CLEVELAND — Billions of dollars earmarked to help small businesses and workers survive the COVID-19 pandemic lockdowns were lost to fraud almost as soon as the government programs were first announced in 2020.
Exactly how many billions lost isn't known, a fact that critics say illustrates the persistent disfunction spewing in Washington.
"A normal business wouldn't operate like this," Tom Schatz, president of Citizens Against Government Waste, told 3News Investigates. "The systems to prevent money from being wasted are simply not there in federal government."
The extent of COVID relief funds lost to fraud is enough to warrant comments from President Joe Biden during his State of the Union address earlier this month. Biden announced the appointment of a nationwide task force designed to identify and prosecute offenders.
"We're going to go after the criminals that stole billions of relief money meant for small businesses and millions of Americans," he told Congress.
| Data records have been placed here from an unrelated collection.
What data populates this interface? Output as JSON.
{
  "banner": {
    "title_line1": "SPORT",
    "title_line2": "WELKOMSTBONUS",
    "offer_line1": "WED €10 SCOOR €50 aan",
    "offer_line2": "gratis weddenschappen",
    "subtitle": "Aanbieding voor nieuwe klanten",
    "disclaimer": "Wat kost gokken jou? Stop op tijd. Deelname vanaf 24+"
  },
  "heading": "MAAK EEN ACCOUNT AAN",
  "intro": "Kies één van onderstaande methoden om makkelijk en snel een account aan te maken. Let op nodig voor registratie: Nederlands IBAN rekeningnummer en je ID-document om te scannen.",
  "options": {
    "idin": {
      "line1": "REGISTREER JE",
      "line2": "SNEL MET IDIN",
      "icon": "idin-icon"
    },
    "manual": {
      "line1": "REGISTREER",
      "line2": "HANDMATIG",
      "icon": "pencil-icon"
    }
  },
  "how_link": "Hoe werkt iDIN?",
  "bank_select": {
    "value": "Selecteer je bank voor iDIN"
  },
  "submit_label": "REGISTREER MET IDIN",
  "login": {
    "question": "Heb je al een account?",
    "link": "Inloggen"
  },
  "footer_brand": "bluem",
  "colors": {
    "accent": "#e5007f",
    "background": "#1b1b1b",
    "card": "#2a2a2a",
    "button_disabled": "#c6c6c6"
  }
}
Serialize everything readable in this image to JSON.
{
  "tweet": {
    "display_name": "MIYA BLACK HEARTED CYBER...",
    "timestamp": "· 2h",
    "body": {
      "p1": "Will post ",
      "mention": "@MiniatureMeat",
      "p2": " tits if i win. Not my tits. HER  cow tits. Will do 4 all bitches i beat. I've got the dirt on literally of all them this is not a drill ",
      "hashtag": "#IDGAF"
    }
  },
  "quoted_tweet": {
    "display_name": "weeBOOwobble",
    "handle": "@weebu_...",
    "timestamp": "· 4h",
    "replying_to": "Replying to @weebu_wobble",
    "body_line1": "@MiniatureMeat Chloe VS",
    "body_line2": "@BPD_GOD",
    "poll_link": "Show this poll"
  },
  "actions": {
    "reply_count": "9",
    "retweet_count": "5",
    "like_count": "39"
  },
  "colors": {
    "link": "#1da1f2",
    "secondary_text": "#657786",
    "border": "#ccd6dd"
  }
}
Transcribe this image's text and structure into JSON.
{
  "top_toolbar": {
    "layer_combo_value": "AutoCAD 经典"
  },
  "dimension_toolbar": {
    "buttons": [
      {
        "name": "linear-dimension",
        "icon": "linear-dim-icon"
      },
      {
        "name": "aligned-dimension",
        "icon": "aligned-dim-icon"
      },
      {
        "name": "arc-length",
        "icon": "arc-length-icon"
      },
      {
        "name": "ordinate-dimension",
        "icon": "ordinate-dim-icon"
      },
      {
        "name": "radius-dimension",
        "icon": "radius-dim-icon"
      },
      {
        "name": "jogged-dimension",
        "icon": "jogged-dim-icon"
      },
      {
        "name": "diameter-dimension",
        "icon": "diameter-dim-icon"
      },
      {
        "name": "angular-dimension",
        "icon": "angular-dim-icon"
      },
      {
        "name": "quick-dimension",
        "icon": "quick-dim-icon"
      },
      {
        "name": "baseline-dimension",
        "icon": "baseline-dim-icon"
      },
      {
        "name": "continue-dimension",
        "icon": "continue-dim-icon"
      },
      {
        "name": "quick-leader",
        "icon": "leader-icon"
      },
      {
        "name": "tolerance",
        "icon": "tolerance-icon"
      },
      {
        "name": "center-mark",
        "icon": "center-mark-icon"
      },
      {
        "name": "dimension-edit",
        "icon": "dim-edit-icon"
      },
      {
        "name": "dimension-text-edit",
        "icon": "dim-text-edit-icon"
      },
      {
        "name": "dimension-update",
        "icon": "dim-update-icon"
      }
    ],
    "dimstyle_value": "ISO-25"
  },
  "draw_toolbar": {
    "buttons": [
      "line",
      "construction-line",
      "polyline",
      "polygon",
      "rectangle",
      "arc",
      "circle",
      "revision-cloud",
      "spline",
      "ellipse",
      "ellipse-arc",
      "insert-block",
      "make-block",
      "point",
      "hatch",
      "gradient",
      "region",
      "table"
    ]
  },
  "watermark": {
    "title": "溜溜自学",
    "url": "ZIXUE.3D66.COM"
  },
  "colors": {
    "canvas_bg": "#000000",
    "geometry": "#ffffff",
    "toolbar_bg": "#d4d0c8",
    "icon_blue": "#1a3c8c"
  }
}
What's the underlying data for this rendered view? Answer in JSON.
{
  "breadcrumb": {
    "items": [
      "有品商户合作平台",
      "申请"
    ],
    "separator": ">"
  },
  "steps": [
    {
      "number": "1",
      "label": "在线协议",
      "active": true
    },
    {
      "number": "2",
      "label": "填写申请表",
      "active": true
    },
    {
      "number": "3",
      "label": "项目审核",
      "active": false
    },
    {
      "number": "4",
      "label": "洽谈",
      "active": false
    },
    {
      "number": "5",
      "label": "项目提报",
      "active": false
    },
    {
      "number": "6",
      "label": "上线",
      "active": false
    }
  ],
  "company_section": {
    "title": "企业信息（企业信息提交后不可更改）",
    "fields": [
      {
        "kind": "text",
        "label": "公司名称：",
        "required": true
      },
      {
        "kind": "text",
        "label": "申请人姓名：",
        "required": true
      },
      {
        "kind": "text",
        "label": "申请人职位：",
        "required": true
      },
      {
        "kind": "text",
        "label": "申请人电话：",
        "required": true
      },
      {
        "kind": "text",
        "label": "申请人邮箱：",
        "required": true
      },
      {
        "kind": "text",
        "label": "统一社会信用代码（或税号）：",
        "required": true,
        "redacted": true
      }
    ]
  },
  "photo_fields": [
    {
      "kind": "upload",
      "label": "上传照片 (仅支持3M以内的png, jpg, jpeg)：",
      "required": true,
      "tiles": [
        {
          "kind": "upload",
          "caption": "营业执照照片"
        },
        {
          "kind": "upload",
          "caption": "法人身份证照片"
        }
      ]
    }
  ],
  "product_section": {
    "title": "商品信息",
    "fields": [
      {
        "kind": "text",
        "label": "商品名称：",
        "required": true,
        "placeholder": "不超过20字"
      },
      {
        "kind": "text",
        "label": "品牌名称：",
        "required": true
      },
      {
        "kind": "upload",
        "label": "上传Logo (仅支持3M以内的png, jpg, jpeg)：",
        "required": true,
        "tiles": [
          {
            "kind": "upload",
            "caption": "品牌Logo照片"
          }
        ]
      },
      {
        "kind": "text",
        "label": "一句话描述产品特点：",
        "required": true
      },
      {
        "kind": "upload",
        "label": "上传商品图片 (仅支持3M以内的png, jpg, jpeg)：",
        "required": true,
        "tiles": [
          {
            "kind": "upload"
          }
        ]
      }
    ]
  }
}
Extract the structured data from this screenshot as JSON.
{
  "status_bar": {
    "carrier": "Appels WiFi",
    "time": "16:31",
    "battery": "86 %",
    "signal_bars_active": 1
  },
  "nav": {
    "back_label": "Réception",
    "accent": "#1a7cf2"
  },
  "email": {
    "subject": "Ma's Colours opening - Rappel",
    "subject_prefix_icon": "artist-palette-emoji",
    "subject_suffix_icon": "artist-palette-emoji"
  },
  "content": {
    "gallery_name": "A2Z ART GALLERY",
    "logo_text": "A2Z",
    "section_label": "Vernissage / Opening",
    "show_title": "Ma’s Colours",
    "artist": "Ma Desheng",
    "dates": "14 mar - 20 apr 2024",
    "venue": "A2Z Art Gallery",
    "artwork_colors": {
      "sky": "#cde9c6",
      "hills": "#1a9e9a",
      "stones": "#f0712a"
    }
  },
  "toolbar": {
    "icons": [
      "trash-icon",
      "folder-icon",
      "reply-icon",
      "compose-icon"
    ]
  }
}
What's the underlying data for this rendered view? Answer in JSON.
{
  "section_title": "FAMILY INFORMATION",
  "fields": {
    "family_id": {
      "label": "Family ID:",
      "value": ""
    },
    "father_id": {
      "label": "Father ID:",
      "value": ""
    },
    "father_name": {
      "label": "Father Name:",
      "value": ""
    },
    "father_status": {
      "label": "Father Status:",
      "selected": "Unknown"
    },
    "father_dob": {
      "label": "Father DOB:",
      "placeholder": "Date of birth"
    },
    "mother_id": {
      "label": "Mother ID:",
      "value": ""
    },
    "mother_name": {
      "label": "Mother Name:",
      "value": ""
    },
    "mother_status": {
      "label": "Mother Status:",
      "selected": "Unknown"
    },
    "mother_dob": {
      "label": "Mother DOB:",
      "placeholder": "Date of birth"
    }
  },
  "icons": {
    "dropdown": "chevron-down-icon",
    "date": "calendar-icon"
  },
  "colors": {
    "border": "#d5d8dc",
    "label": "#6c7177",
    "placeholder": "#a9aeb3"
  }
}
Since the pandemic began, Congress has released more than $4.4 trillion in relief to local governments, businesses, and families. But critics say lawmakers, in their haste to quickly distribute the money to hurting taxpayers, failed to put up barriers to thwart abuses.
"Taxpayers should be very, very concerned, because ultimately we foot the bill for all of this," Shruti Shah of Coalition for Integrity, a Washington-based watchdog group, said.
In Northern Ohio, federal prosecutors have indicted at least 31 individuals on COVID relief fraud cases involving Paycheck Protection Program (PPP) loans and federal unemployment benefits. A review of those indictments reveal over $10 million was lost to such schemes.
"Here at the DOJ, we have been dealing with this COVID fraud since the inception of the pandemic and trying to combat fraud when we see it," acting U.S. Attorney Michelle Baeppler stated. "The money is there ... the money is available, and people have taken advantage of that. ... We’re seeing people spend money on cars, luxury items ... just extravagant living, for lack of a bad word."
One case of extravagance involves an indictment against six people from the Lucas County area accused of obtaining upwards of $3.3 million in loans and benefits through multiple applications for CARES Act funding in 2020. Prosecutors say Terrence L. Pounds Sr. was the ringleader, using charity as a mask for theft.
To obtain loans, Pounds — who has an extensive criminal record for drug trafficking and other offenses — allegedly claimed his Truth Ministries Global charity performed charity work.
"We feed the less fortunate and underprivileged," he wrote in one loan application.
Instead of feeding the poor, prosecutors say Pounds purchased a BMW sportscar, three brand-new SUVs, jewelry, and items at Louis Vuitton. The 45-year-old has pleaded not guilty and referred questions to his attorney, Bradley Iams of Canton. Iams told us federal court regulation prevents him from comment on the pending case.
The fraud cases run the gamut, from fake charities to fake businesses to identity theft. In another Northern Ohio case, two California men are accused of receiving more than $7 million in relief loans by creating phony businesses with Ohio addresses.
Schatz questions whether taxpayers will ever know how much of their money went to fraudsters gaming the system. Coupled with inflation and the impact of the pandemic, he says citizens should be demanding change.
"I think people are outraged," he said. "They're outraged at high costs and, I think, understand it's the result of all this spending.
"They're watching high inflation, they see high gas prices, and they should be really upset by how much money has been wasted in COVID relief funding."